A pet can help owners create a routine to stick to and build habits to boost physical and mental health. Dog owners will need to take their dogs out for regular walks and runs, which is a huge motivator to get your daily exercise in. As well as walking your dog, riding a horse or spending some time in the garden with your rabbit is getting you outside at the very least, allowing you to enjoy some time with nature – many studies have shown the mental benefits of being outdoors. Pets also need to be fed on a regular schedule. Dogs and cats tend to eat early in the morning after they wake up, so this is a good motivator to get out of bed and start the day off right!
Interacting with a friendly animal reduces the stress hormone in humans called cortisol. It also increases the release of oxytocin, which is a chemical in the body that naturally reduces stress. The physical act of stroking a pet can also help to lower blood pressure, which in turn lowers stress levels too. Petting or snuggling a furry friend is a great way to instantly feel calmer and forget about any troubles that may be on your mind.

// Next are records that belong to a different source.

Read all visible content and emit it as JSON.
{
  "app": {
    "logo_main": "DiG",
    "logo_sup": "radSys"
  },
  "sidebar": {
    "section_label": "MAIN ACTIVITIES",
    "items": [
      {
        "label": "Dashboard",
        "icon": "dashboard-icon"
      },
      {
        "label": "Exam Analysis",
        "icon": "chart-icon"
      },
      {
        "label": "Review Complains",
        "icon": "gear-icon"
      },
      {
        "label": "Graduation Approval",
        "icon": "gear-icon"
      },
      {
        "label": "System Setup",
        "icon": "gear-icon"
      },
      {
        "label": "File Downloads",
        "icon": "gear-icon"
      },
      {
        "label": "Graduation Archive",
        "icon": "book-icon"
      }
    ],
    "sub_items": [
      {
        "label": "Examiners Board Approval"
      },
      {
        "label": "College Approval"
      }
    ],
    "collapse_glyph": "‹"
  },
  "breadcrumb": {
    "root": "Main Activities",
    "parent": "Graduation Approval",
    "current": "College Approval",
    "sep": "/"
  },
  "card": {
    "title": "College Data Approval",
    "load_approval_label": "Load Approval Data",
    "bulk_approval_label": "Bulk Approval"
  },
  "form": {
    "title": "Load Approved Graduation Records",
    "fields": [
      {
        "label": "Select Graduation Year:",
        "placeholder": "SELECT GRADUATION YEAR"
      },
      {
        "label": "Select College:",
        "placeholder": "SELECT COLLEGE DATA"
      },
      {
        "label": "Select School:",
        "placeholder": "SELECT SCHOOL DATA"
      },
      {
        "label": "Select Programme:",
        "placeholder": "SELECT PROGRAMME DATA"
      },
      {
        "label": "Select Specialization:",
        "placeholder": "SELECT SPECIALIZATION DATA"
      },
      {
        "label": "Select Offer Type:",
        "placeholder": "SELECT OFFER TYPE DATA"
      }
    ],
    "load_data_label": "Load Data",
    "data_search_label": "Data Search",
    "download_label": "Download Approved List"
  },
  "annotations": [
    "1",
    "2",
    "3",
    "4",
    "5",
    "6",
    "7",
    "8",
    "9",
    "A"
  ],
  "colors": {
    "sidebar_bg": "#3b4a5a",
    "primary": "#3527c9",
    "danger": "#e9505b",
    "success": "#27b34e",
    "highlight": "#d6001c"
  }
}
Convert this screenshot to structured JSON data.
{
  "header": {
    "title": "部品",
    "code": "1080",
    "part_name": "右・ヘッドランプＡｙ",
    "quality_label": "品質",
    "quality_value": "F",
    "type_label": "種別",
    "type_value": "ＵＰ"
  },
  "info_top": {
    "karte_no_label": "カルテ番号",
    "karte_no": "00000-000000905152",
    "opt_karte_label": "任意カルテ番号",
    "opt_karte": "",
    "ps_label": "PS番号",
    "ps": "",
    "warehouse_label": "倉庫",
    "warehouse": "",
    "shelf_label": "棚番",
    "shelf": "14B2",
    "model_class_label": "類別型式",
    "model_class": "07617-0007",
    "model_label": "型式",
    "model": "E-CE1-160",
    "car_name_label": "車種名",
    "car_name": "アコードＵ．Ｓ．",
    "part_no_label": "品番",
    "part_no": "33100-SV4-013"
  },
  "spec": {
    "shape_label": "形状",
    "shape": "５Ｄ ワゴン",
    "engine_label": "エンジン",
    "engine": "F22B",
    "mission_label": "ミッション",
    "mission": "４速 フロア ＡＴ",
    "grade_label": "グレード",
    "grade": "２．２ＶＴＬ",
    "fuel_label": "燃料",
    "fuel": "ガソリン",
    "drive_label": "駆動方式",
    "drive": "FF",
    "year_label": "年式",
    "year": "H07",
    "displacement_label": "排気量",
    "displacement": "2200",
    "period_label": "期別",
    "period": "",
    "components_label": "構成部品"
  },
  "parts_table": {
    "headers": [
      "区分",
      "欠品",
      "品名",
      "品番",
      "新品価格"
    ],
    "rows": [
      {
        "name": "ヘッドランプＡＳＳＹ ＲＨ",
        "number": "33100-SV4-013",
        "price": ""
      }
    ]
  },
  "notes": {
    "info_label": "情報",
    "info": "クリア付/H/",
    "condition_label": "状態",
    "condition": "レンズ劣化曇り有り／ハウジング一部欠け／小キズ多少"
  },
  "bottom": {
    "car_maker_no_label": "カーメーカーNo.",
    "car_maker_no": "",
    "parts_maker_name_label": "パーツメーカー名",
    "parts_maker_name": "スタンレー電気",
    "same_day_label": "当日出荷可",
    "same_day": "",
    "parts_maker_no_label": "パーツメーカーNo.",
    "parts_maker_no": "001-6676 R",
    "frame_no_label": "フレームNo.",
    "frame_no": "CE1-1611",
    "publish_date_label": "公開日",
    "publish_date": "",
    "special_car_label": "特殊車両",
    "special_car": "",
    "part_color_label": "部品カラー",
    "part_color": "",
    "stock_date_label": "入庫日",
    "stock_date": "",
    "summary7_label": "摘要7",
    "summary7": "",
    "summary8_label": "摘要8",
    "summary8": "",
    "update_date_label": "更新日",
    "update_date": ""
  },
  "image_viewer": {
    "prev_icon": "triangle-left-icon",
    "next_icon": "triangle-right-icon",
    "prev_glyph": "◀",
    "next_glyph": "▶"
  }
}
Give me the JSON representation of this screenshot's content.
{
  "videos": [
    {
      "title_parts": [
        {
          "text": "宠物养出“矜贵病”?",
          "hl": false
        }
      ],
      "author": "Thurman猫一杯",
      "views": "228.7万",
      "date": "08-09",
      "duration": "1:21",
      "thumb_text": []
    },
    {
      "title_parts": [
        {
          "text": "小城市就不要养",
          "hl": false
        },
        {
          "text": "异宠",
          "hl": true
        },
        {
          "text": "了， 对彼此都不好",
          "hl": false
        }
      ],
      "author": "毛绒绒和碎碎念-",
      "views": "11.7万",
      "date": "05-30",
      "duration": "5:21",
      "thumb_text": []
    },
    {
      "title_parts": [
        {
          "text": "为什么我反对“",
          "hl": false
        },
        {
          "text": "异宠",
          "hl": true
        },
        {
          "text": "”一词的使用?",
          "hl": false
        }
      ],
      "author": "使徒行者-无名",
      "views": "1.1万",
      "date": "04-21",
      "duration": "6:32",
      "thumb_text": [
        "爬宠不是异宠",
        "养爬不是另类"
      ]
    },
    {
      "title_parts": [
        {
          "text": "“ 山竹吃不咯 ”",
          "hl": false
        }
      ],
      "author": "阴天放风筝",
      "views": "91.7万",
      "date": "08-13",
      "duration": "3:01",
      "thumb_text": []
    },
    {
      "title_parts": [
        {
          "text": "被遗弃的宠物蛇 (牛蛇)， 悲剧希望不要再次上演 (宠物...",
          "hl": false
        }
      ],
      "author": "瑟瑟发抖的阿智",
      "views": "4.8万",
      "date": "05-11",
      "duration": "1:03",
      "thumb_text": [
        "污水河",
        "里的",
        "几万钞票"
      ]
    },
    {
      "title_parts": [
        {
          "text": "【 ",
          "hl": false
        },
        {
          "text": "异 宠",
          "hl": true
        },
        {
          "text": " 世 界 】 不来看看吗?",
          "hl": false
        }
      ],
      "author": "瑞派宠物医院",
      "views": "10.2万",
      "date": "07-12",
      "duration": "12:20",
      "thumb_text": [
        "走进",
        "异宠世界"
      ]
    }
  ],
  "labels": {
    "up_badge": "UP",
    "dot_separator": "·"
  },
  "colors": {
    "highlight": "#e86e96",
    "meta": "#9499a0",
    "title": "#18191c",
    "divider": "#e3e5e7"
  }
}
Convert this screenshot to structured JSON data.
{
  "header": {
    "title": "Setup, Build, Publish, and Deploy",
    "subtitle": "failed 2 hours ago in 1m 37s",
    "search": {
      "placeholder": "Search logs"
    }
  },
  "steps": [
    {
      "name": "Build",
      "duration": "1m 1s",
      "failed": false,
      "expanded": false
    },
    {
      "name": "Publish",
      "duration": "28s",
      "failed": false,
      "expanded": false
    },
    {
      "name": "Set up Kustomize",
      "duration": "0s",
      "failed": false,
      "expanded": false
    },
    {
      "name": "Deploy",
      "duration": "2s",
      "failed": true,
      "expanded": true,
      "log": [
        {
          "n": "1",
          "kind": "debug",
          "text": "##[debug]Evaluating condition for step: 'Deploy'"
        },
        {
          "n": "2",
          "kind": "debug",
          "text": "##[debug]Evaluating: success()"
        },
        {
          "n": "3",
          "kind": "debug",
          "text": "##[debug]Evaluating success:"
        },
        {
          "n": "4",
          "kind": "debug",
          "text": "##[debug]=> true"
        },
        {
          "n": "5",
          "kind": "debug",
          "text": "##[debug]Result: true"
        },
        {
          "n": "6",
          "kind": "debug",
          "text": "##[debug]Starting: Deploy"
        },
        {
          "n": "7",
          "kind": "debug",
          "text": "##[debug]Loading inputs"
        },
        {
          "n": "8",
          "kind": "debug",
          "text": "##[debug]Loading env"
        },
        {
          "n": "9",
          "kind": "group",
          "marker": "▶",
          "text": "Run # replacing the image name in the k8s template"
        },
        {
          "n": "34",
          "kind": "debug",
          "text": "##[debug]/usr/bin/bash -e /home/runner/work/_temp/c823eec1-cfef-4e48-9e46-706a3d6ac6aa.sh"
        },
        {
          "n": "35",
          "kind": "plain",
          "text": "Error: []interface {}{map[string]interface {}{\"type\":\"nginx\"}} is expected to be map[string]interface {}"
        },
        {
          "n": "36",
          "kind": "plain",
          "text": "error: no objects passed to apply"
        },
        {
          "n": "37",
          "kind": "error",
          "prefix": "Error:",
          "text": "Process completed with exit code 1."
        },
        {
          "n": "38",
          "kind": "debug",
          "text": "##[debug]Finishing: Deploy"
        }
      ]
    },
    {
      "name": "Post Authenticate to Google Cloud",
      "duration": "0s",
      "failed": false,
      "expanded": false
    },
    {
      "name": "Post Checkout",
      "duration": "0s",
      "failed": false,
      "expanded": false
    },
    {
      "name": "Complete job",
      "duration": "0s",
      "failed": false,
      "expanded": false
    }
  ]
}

Owning a pet is a huge responsibility to take on, almost like having a child! But alongside this responsibility comes its benefits – having a pet can make us feel needed, creating a sense of purpose for our lives. By owning a pet, you play an important role in their life. Pets depend on you to feed and care for them, which can help to keep your mind distracted with something productive. For those seeking any meaning in life, the act of care-taking comes with a wealth of mental health benefits. An animal under your care needs you, which not only can make you feel useful, but also means you’ll be less focused on your struggles. Caring for a pet will help to boost your morale, offer companionship and a sense of self-worth.